In the years since, 41 states have added "need for treatment" standards to their laws that allow more individuals to be placed into court-ordered treatment programs. Minnesota is not among them.

"The pendulum is slowly returning to a reasonable balance," Treffert said. "I have comforted myself on this long mission with the realization that some things can be learned and can't be taught. We do seem to be learning slowly from tragedies."

A sly suggestion from a police officer led Kevin Earley's father to lie and say the young man was violent so that he would get treatment. Earley, then 23, was arrested after breaking into someone else's house to take a bubble bath.

"He said, 'Unless you tell them your son threatened to kill you, they won't admit him and we'll take him to jail, and you don't want that,'" said Pete Earley, an author in Fairfax, Va., who has written about his son's experience in the mental health care system.

Kevin Earley was seeing secret messages all around him, but his father never heard his clearly psychotic son threaten himself or others.

"I went in and I lied. And that got him into the hospital," Pete Earley said.

But just getting patients diagnosed or enrolled in treatment often isn't enough. Virginia Tech gunman Seung-Hui Cho was ordered into outpatient treatment before he killed 32 people in 2007.

This summer, prosecutors say, James Holmes killed 12 people at a midnight premiere of a new Batman movie in Colorado. His attorneys say he had an undisclosed mental illness, and his psychiatrist tried to report him to a campus behavioral and security committee.
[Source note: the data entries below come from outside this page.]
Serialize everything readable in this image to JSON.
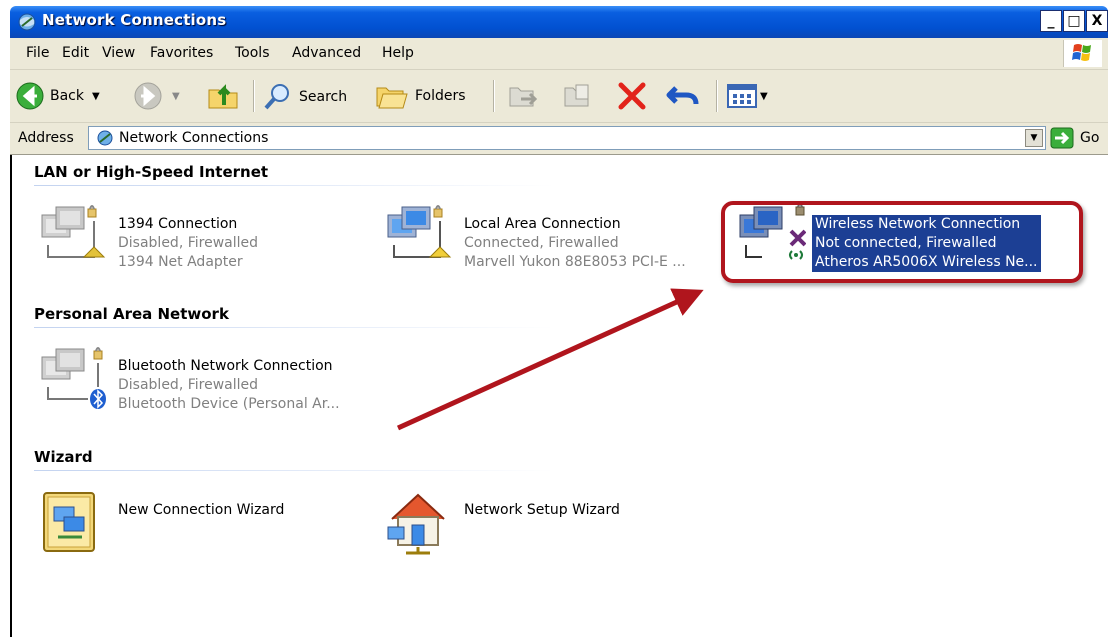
{
  "window": {
    "title": "Network Connections",
    "controls": [
      "_",
      "□",
      "X"
    ]
  },
  "menu": [
    {
      "label": "File",
      "accel": "F"
    },
    {
      "label": "Edit",
      "accel": "E"
    },
    {
      "label": "View",
      "accel": "V"
    },
    {
      "label": "Favorites",
      "accel": "a"
    },
    {
      "label": "Tools",
      "accel": "T"
    },
    {
      "label": "Advanced",
      "accel": "n"
    },
    {
      "label": "Help",
      "accel": "H"
    }
  ],
  "toolbar": {
    "back_label": "Back",
    "search_label": "Search",
    "folders_label": "Folders"
  },
  "address": {
    "label": "Address",
    "value": "Network Connections",
    "go_label": "Go"
  },
  "groups": {
    "lan": "LAN or High-Speed Internet",
    "pan": "Personal Area Network",
    "wizard": "Wizard"
  },
  "items": {
    "conn1394": {
      "name": "1394 Connection",
      "status": "Disabled, Firewalled",
      "device": "1394 Net Adapter"
    },
    "lan": {
      "name": "Local Area Connection",
      "status": "Connected, Firewalled",
      "device": "Marvell Yukon 88E8053 PCI-E ..."
    },
    "wireless": {
      "name": "Wireless Network Connection",
      "status": "Not connected, Firewalled",
      "device": "Atheros AR5006X Wireless Ne..."
    },
    "bluetooth": {
      "name": "Bluetooth Network Connection",
      "status": "Disabled, Firewalled",
      "device": "Bluetooth Device (Personal Ar..."
    },
    "new_wizard": {
      "name": "New Connection Wizard"
    },
    "setup_wizard": {
      "name": "Network Setup Wizard"
    }
  },
  "colors": {
    "selection": "#1c3f94",
    "annotation": "#b0151d"
  }
}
Experts say it can take years before patients agree to stick with a prescribed treatment. Elyn Saks, a law professor at the University of Southern California, has schizophrenia and, without medication, starts to believe she can kill hundreds of thousands of people with her thoughts. Until the mid-1990s, when she was in her 40s, Saks tried periodically to skip her drugs.

"I felt so ashamed," said Saks, a MacArthur Foundation "genius grant" winner for her contributions to mental health law. "It's an internalized stigma. I wanted to be whole, I wanted to be well. Each time I tried to get off medication, I did it with great gusto and failed miserably." Now, she takes her pills. "Frankly, I'm sorry I wasn't smarter sooner."

Earley initially didn't stick with treatment after his father lied to get him into a hospital. He became violent — he was shot with a Taser by a police officer at one point — and was hospitalized five times before he realized he couldn't live without his medication.

"I know I have a mental illness and if I leave it untreated it will destroy me," said Earley, who now works full time as a peer counselor in Fairfax County, Va., helping others with severe mental illnesses. With treatment, he said, "I have my own apartment, a car ... I'm able to do things with friends and family. I have a job I can go to that gives me pride."
AP Medical Writer Carla K. Johnson reported from Chicago. She can be reached at:
Condon can be reached at: